WORK TASK
Within the records below, find each line with the word "翌年分の扶養控除等" and copy it out.

*** INFORMATION SUPPLIED ***

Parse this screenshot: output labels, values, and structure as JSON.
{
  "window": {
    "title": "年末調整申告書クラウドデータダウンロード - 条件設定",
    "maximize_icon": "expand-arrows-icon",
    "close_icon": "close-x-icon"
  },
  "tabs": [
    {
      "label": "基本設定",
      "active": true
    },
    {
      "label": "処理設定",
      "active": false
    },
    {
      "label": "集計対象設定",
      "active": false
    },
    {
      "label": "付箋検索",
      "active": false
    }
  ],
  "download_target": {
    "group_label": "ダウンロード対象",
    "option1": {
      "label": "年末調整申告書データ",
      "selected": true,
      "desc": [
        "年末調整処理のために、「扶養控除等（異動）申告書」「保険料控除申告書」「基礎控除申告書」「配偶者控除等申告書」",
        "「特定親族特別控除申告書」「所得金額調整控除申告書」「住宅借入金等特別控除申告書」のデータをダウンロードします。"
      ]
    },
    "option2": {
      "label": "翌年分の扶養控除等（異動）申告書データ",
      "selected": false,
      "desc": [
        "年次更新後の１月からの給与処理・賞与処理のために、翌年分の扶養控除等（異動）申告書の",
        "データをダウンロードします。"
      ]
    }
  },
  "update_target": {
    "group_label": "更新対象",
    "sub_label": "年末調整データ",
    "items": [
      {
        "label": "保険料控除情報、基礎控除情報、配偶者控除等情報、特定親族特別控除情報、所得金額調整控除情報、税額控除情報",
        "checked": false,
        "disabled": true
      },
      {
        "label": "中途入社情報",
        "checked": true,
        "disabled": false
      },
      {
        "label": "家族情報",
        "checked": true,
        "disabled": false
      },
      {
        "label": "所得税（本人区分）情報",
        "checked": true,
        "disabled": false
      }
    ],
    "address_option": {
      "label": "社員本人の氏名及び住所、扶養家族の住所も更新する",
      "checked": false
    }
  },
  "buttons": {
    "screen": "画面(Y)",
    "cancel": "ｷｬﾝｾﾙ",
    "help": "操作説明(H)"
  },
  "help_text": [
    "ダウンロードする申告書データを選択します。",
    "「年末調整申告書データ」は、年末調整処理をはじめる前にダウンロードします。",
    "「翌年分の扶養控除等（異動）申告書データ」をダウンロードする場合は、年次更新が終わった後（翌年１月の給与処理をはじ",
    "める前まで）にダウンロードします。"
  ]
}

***

SOLUTION
      "label": "翌年分の扶養控除等（異動）申告書データ",
        "年次更新後の１月からの給与処理・賞与処理のために、翌年分の扶養控除等（異動）申告書の",
    "「翌年分の扶養控除等（異動）申告書データ」をダウンロードする場合は、年次更新が終わった後（翌年１月の給与処理をはじ",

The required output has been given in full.